What is Depression?
Depression is more than simply feeling unhappy or fed up for a few days.
Most people go through periods of feeling down, but when you're depressed you feel persistently sad for weeks or months, rather than just a few days.
Some people think depression is trivial and not a genuine health condition. They're wrong – it is a real illness with real symptoms. Depression isn't a sign of weakness or something you can "snap out of" by "pulling yourself together".
The good news is that with the right treatment and support, most people with depression can make a full recovery.
Depression affects people in different ways and can cause a wide variety of symptoms.
They range from lasting feelings of unhappiness and hopelessness, to losing interest in the things you used to enjoy and feeling very tearful. Many people with depression also have symptoms of anxiety. There can be physical symptoms too, such as feeling constantly tired, sleeping badly, having no appetite or sex drive, and various aches and pains. However, some people may have little to no physical symptoms and are functioning professionals dealing with depression.

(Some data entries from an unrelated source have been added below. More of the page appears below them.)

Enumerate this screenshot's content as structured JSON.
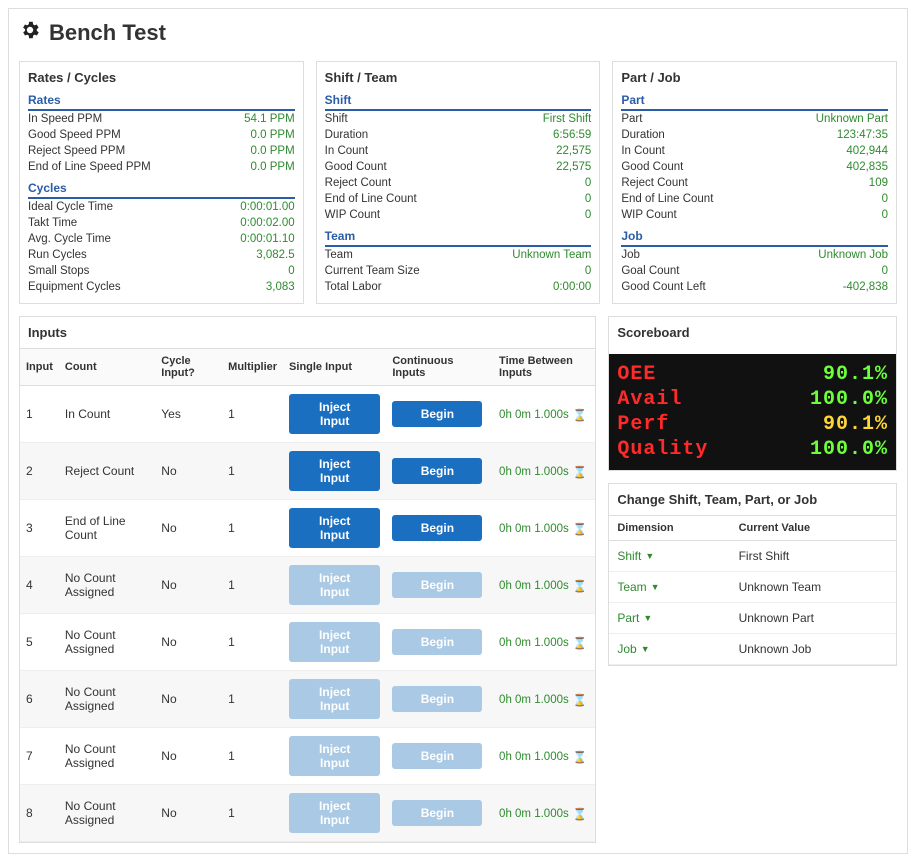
{
  "page": {
    "title": "Bench Test"
  },
  "rates_cycles": {
    "title": "Rates / Cycles",
    "rates_hdr": "Rates",
    "cycles_hdr": "Cycles",
    "rates": {
      "in_speed_ppm": {
        "label": "In Speed PPM",
        "value": "54.1 PPM"
      },
      "good_speed_ppm": {
        "label": "Good Speed PPM",
        "value": "0.0 PPM"
      },
      "reject_speed_ppm": {
        "label": "Reject Speed PPM",
        "value": "0.0 PPM"
      },
      "eol_speed_ppm": {
        "label": "End of Line Speed PPM",
        "value": "0.0 PPM"
      }
    },
    "cycles": {
      "ideal": {
        "label": "Ideal Cycle Time",
        "value": "0:00:01.00"
      },
      "takt": {
        "label": "Takt Time",
        "value": "0:00:02.00"
      },
      "avg": {
        "label": "Avg. Cycle Time",
        "value": "0:00:01.10"
      },
      "run": {
        "label": "Run Cycles",
        "value": "3,082.5"
      },
      "small_stops": {
        "label": "Small Stops",
        "value": "0"
      },
      "equipment": {
        "label": "Equipment Cycles",
        "value": "3,083"
      }
    }
  },
  "shift_team": {
    "title": "Shift / Team",
    "shift_hdr": "Shift",
    "team_hdr": "Team",
    "shift": {
      "shift": {
        "label": "Shift",
        "value": "First Shift"
      },
      "duration": {
        "label": "Duration",
        "value": "6:56:59"
      },
      "in_count": {
        "label": "In Count",
        "value": "22,575"
      },
      "good_count": {
        "label": "Good Count",
        "value": "22,575"
      },
      "reject_count": {
        "label": "Reject Count",
        "value": "0"
      },
      "eol_count": {
        "label": "End of Line Count",
        "value": "0"
      },
      "wip_count": {
        "label": "WIP Count",
        "value": "0"
      }
    },
    "team": {
      "team": {
        "label": "Team",
        "value": "Unknown Team"
      },
      "size": {
        "label": "Current Team Size",
        "value": "0"
      },
      "labor": {
        "label": "Total Labor",
        "value": "0:00:00"
      }
    }
  },
  "part_job": {
    "title": "Part / Job",
    "part_hdr": "Part",
    "job_hdr": "Job",
    "part": {
      "part": {
        "label": "Part",
        "value": "Unknown Part"
      },
      "duration": {
        "label": "Duration",
        "value": "123:47:35"
      },
      "in_count": {
        "label": "In Count",
        "value": "402,944"
      },
      "good_count": {
        "label": "Good Count",
        "value": "402,835"
      },
      "reject_count": {
        "label": "Reject Count",
        "value": "109"
      },
      "eol_count": {
        "label": "End of Line Count",
        "value": "0"
      },
      "wip_count": {
        "label": "WIP Count",
        "value": "0"
      }
    },
    "job": {
      "job": {
        "label": "Job",
        "value": "Unknown Job"
      },
      "goal_count": {
        "label": "Goal Count",
        "value": "0"
      },
      "good_left": {
        "label": "Good Count Left",
        "value": "-402,838"
      }
    }
  },
  "inputs": {
    "title": "Inputs",
    "headers": {
      "input": "Input",
      "count": "Count",
      "cycle": "Cycle Input?",
      "mult": "Multiplier",
      "single": "Single Input",
      "cont": "Continuous Inputs",
      "tbi": "Time Between Inputs"
    },
    "inject_label": "Inject Input",
    "begin_label": "Begin",
    "tbi_value": "0h 0m 1.000s",
    "rows": [
      {
        "num": "1",
        "count": "In Count",
        "cycle": "Yes",
        "mult": "1",
        "enabled": true
      },
      {
        "num": "2",
        "count": "Reject Count",
        "cycle": "No",
        "mult": "1",
        "enabled": true
      },
      {
        "num": "3",
        "count": "End of Line Count",
        "cycle": "No",
        "mult": "1",
        "enabled": true
      },
      {
        "num": "4",
        "count": "No Count Assigned",
        "cycle": "No",
        "mult": "1",
        "enabled": false
      },
      {
        "num": "5",
        "count": "No Count Assigned",
        "cycle": "No",
        "mult": "1",
        "enabled": false
      },
      {
        "num": "6",
        "count": "No Count Assigned",
        "cycle": "No",
        "mult": "1",
        "enabled": false
      },
      {
        "num": "7",
        "count": "No Count Assigned",
        "cycle": "No",
        "mult": "1",
        "enabled": false
      },
      {
        "num": "8",
        "count": "No Count Assigned",
        "cycle": "No",
        "mult": "1",
        "enabled": false
      }
    ]
  },
  "scoreboard": {
    "title": "Scoreboard",
    "rows": [
      {
        "label": "OEE",
        "value": "90.1%",
        "color": "green"
      },
      {
        "label": "Avail",
        "value": "100.0%",
        "color": "green"
      },
      {
        "label": "Perf",
        "value": "90.1%",
        "color": "yellow"
      },
      {
        "label": "Quality",
        "value": "100.0%",
        "color": "green"
      }
    ]
  },
  "change": {
    "title": "Change Shift, Team, Part, or Job",
    "headers": {
      "dim": "Dimension",
      "val": "Current Value"
    },
    "rows": [
      {
        "dim": "Shift",
        "value": "First Shift"
      },
      {
        "dim": "Team",
        "value": "Unknown Team"
      },
      {
        "dim": "Part",
        "value": "Unknown Part"
      },
      {
        "dim": "Job",
        "value": "Unknown Job"
      }
    ]
  }
}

The symptoms of depression range from mild to severe. At its mildest, you may simply feel persistently low in spirit, while severe depression can make you feel suicidal, that life is no longer worth living. Most people experience feelings of stress, unhappiness or anxiety during difficult times. A low mood may improve after a short period of time, rather than being a sign of depression.
Luckily there are many ways of treating depression, the treatment you may receive will depend on the type of depression you have.
Different Types of Depression and possible treatments:
· Mild Depression - wait and see, exercise, self-help groups
· Mild to Moderate Depression - talking treatment, cognitive behavioural therapy, counselling
· Moderate to Severe Depression – antidepressants, combination therapy, mental health
What are the different treatments?
Wait and see: if you're diagnosed with mild depression, it may improve by itself. In this case, you'll be seen again by your GP after two weeks to monitor your progress. This is known as "watchful waiting".
Exercise: there's evidence that exercise can help depression, and it's one of the main treatments for mild depression. You may be referred to a qualified fitness trainer for an exercise scheme. You can also find out more about starting exercise and exercise for depression.
Self-help groups: talking through your feelings can be helpful. You could talk to a friend or relative, or you can ask your GP to suggest a local self-help group. Find out more about depression support groups. Your GP may also recommend self-help books and online cognitive behavioural therapy (CBT).
Antidepressants: antidepressants are tablets that treat the symptoms of depression. There are almost 30 different types of antidepressant. They have to be prescribed by a doctor, usually for depression that's moderate or severe.
Combination therapy: your GP may recommend that you take a course of antidepressants plus talking therapy, particularly if your depression is quite severe. A combination of an antidepressant and CBT usually works better than having just one of these treatments.
Mental health teams: if you have severe depression, you may be referred to a mental health team made up of psychologists, psychiatrists, specialist nurses and occupational therapists. These teams often provide intensive specialist talking treatments as well as prescribed medication.
Talking therapy: there are different types of talking therapy for depression, including cognitive behavioural therapy (CBT) and counselling. Your GP can refer you for talking treatment or, in some parts of the country, you might be able to refer yourself. Some talking treatments include; Cognitive Behavioural Therapy (CBT), Online CBT, Interpersonal Therapy (IPT), Psychodynamic Psychotherapy and counselling.
Mindfulness: Mindfulness involves paying closer attention to the present moment, and focusing on your thoughts, feelings, bodily sensations and the world around you to improve your mental wellbeing. The aim is to develop a better understanding of your mind and body, and to learn how to live with more appreciation and less anxiety.
Who can help?
It's important to seek help from your GP if you think you may be depressed. Many people wait a long time before seeking help for depression, but it's best not to delay. The sooner you see a doctor, the sooner you can be on the way to recovery. You can also refer yourself to other services designed to help with depression.
Mental health challenges are common but help is available and with the right support many people recover completely. Check out our Who Can Help Page for lots of services who are local and national!
*Some information gathered from www.nhs.uk and the services listed.